At the recent 2015 Smart Manufacturing Summit in Indianapolis, manufacturers noted that collecting sensor and usage-data to anticipate customer service has delivered dramatic cost/performance improvements. More importantly, they can leverage the M2M data to improve the performance of processes and equipment, develop intelligence on product performance and improvement opportunities and ultimately improve the customer experience.
We see this within our own customer base, where manufacturers have made, and continue to make, gradual changes in the way they gather and use data. R&D is working more closely with supply chain, setting the stage for the capacity to benefit from what will be the exponentially greater volumes of data to come from when the Internet of Things truly takes hold.
The interconnectivity of sensor-enabled devices is rapidly changing the way service activities are initiated. Rich technology that can manage rules-based systems and correctly dispatch data to numerous systems will enable manufacturers to connect data insights to their tactical field service response. M2M- and IoT- enabled field service will help organizations become more predictive and will drive the creation of new, dynamic service offerings. Manufacturers that have laid the ground work with M2M data and analytics have a huge upside potential for field service.

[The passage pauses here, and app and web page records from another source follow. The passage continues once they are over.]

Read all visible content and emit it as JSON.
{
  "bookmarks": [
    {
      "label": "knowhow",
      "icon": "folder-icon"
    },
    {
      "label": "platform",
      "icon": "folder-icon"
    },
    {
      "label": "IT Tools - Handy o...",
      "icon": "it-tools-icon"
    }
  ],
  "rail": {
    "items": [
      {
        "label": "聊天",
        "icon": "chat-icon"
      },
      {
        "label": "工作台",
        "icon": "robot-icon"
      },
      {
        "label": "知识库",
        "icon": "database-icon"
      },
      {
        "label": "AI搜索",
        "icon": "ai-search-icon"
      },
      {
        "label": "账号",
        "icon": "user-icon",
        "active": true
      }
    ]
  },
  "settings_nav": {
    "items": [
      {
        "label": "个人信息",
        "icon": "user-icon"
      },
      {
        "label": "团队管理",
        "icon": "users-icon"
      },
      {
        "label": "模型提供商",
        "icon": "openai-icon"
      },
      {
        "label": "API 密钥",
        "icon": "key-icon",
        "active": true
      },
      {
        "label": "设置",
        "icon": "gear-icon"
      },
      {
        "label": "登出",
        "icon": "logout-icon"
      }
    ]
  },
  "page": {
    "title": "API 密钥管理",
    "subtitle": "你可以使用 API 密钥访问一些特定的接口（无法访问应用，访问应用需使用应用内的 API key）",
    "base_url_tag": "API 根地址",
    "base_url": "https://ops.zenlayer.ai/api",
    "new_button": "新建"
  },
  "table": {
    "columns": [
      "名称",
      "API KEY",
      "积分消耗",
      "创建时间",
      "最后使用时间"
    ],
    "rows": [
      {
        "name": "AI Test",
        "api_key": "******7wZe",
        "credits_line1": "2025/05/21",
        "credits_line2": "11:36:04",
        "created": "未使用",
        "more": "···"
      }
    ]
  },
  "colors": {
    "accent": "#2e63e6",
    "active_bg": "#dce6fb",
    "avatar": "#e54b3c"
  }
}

Click here for Part Two: Building On M2M For IoT Opportunity In Field Service.
Kris Brannock is Executive VP at Vertical Solutions (VSI). In her role, she assists in driving the newest advances in VSI’s technology innovation and strategic thought leadership, with her current focus on the impact of IoT and 3D printing within the field service industry. She has more than 20 years’ experience in the field service and customer experience technology arenas, infusing innovative trends with after-market business understanding as VSI’s corporate blogger.